For prehospital providers, the use of normal saline and lactated Ringer’s chilled to 4°C has become a standard for cooling. Administering 30 ml/kg over 30 minutes has been shown to cool patients 1.4°C.4 Additionally, a feasibility study administering 30 ml/kg of 4°C saline at 100 ml/min reduced temperatures by an average of 1.9°C.11 In theory, administering 30 ml/kg of saline to any patient could push them into heart failure, but multiple case studies have demonstrated that saline can be used to induce hypothermia safely, effectively and without significant complications, including pulmonary edema.8 Preliminary data from New York City EMS has found that 7.7% of patients receiving prehospital intra-arrest iced saline develop some symptoms of pulmonary edema, but that these patients actually have better outcomes than those who don’t.12
There are several devices that target cerebral cooling following cardiac arrest. The benefit of cerebral cooling for brain injuries is discussed later, but isolated cerebral cooling has not been well researched in cardiac arrest patients. All research is on systemic cooling. One study that reviewed targeted cranial cooling found no significant systemic cooling was achieved.11
Temperatures and Times
While the ideal target temperature has not been determined, nearly all studies cool patients to 33°–34°C.3 Cooling patients to 27°C has been shown to cause adverse effects and complications.2 Currently most protocols aim for 32°–33°C.
When cooling patients it is essential to monitor temperatures continuously.3 This can be done with esophageal, rectal or Foley thermometers. The AHA says temperature monitoring is best done via esophageal or bladder catheter, and that axillary and oral thermometers are inadequate for ongoing monitoring.8 However, a study that compared tympanic to bladder and esophageal temperatures during management of therapeutic hypothermia found that an accurately obtained tympanic temperature reliably reflects esophageal and core body temperature.13
Once cooling is initiated it is essential to prevent premature rewarming. Maintain cooling until physicians can control the rewarming process. While the optimal cooling period has not been determined, most protocols maintain it for at least 24 hours.4 Some studies keep patients cool for as long as 48 hours.3 Additionally, cerebral edema can persist for up to 72 hours, so it is reasonable to suspect that down the road, the cooling time period may be extended.4

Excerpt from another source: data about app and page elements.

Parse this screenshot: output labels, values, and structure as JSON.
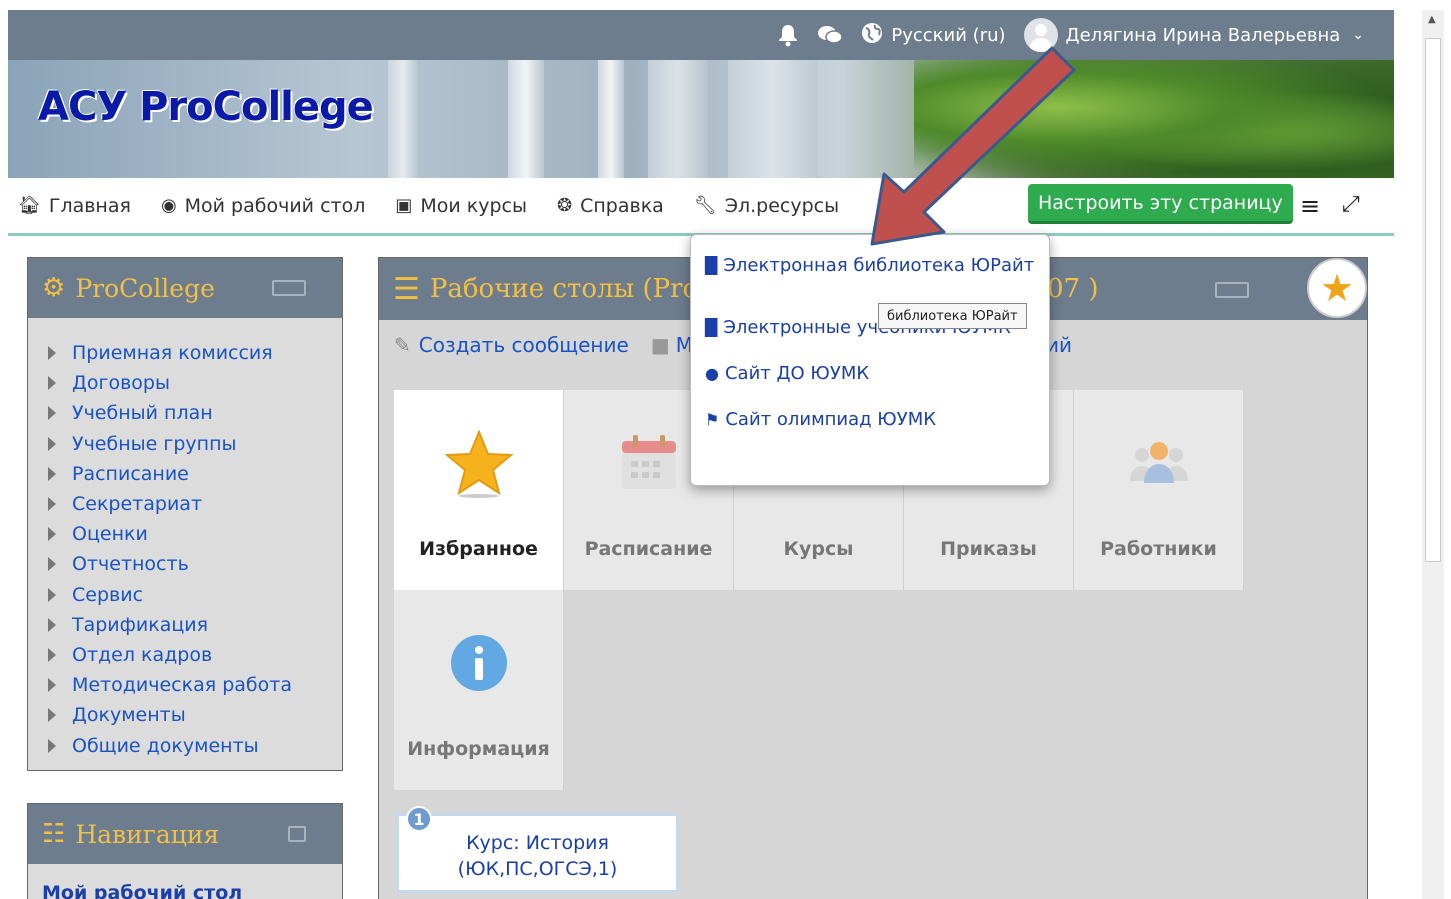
{
  "topbar": {
    "language": "Русский (ru)",
    "user_name": "Делягина Ирина Валерьевна"
  },
  "banner": {
    "logo_text": "АСУ ProCollege"
  },
  "nav": {
    "items": [
      {
        "label": "Главная",
        "icon": "home-icon"
      },
      {
        "label": "Мой рабочий стол",
        "icon": "dashboard-icon"
      },
      {
        "label": "Мои курсы",
        "icon": "briefcase-icon"
      },
      {
        "label": "Справка",
        "icon": "help-icon"
      },
      {
        "label": "Эл.ресурсы",
        "icon": "wrench-icon"
      }
    ],
    "customize_label": "Настроить эту страницу"
  },
  "procollege_block": {
    "title": "ProCollege",
    "items": [
      "Приемная комиссия",
      "Договоры",
      "Учебный план",
      "Учебные группы",
      "Расписание",
      "Секретариат",
      "Оценки",
      "Отчетность",
      "Сервис",
      "Тарификация",
      "Отдел кадров",
      "Методическая работа",
      "Документы",
      "Общие документы"
    ]
  },
  "navigation_block": {
    "title": "Навигация",
    "first_item": "Мой рабочий стол"
  },
  "main": {
    "title_left": "Рабочие столы (Pro",
    "title_right": "07 )",
    "actions": {
      "create_message": "Создать сообщение",
      "folder_partial": "М",
      "trailing_partial": "ий"
    },
    "tiles": [
      {
        "label": "Избранное",
        "icon": "star-icon"
      },
      {
        "label": "Расписание",
        "icon": "calendar-icon"
      },
      {
        "label": "Курсы",
        "icon": "courses-icon"
      },
      {
        "label": "Приказы",
        "icon": "orders-icon"
      },
      {
        "label": "Работники",
        "icon": "people-icon"
      },
      {
        "label": "Информация",
        "icon": "info-icon"
      }
    ],
    "course_card": {
      "badge": "1",
      "line1": "Курс: История",
      "line2": "(ЮК,ПС,ОГСЭ,1)"
    }
  },
  "dropdown": {
    "items": [
      {
        "label": "Электронная библиотека ЮРайт",
        "icon": "book-icon"
      },
      {
        "label": "Электронные учебники ЮУМК",
        "icon": "book-icon"
      },
      {
        "label": "Сайт ДО ЮУМК",
        "icon": "globe-icon"
      },
      {
        "label": "Сайт олимпиад ЮУМК",
        "icon": "flag-icon"
      }
    ],
    "tooltip": "библиотека ЮРайт"
  },
  "colors": {
    "header_bg": "#6d7d8d",
    "accent_yellow": "#f4c043",
    "link_blue": "#1a53c5",
    "customize_green": "#2eab4f",
    "arrow_red": "#c0504d"
  }
}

Shivering, the rhythmic tremoring of skeletal muscle, is the most frequent side effect of therapeutic hypothermia. It is activated when a certain temperature is reached in the hypothalamus, most often between 36°–37°C.14 Effective shivering increases basal metabolic rate to 2–5 times normal, and is also associated with an increase in energy and oxygen consumption, as well as carbon dioxide elimination. Subclinical shivering may be as subtle as increased muscle tone and will also slow cooling.4 Shivering also increases blood pressure, heart rate, respiratory rate and intracranial pressure.